About this exercise |
Each line in the entries that has the word "number" has to be copied.

Start of Study material

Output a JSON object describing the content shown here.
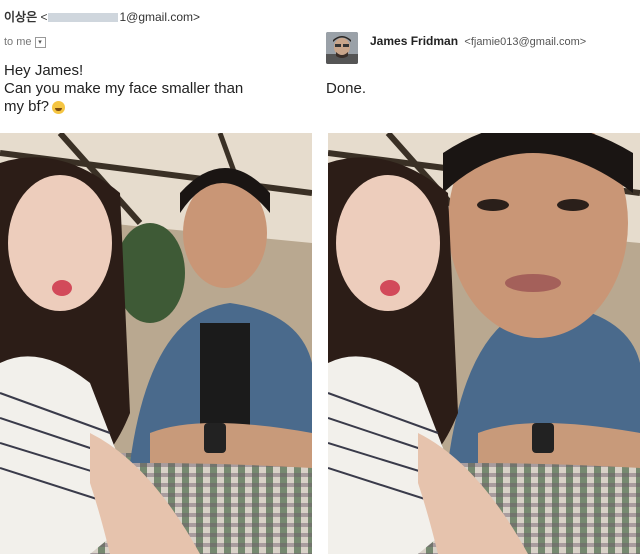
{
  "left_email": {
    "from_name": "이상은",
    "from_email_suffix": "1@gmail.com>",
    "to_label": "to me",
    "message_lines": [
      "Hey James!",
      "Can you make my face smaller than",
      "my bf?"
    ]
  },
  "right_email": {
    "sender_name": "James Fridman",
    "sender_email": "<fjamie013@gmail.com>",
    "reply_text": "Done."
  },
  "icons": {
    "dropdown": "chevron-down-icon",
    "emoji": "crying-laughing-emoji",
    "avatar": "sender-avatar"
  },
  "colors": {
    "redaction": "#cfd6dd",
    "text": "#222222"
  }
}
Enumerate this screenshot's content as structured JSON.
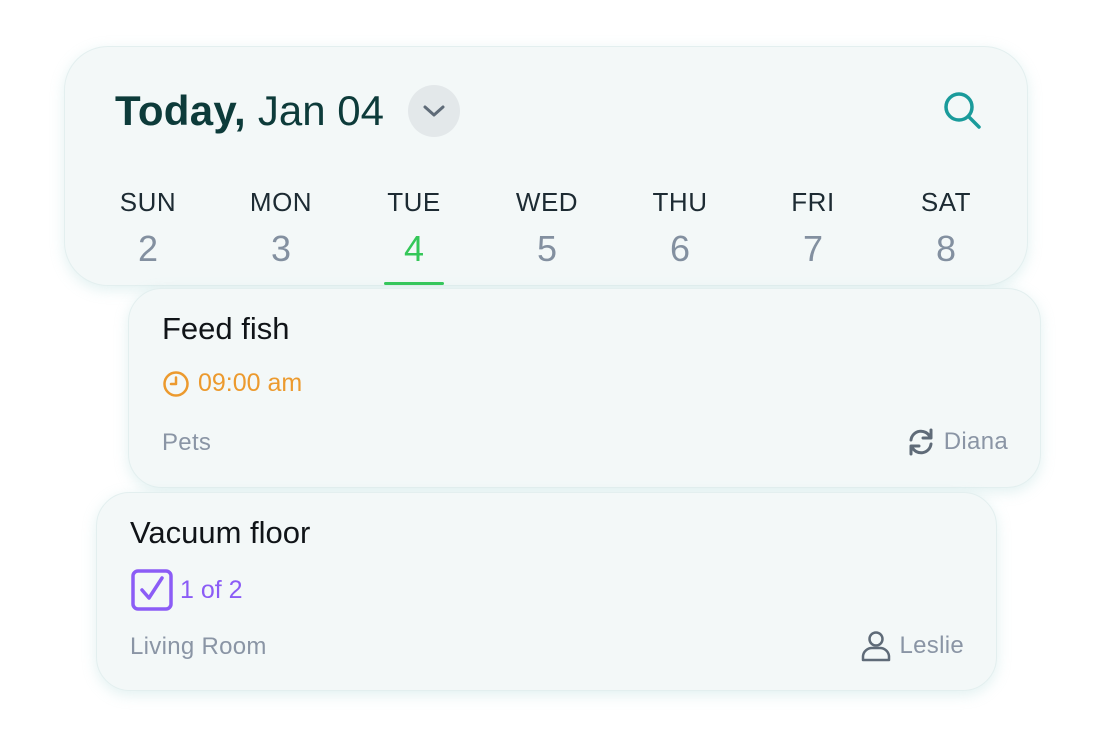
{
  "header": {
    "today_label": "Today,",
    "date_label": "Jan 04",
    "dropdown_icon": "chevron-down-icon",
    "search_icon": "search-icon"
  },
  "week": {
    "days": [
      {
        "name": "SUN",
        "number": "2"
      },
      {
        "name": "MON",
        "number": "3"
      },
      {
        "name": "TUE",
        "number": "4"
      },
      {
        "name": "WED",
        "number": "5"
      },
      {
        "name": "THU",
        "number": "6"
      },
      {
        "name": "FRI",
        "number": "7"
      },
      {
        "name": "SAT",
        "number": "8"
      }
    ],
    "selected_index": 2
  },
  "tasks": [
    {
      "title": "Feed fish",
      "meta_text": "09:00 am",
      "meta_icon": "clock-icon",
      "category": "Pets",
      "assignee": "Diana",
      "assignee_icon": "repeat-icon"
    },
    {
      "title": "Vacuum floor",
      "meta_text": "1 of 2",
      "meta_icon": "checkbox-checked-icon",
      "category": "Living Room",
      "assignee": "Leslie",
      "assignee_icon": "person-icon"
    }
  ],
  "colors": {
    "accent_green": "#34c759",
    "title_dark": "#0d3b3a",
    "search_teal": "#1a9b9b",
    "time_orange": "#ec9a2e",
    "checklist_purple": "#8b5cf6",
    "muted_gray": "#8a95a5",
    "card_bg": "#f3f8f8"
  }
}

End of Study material

Answer box |
        "number": "2"
        "number": "3"
        "number": "4"
        "number": "5"
        "number": "6"
        "number": "7"
        "number": "8"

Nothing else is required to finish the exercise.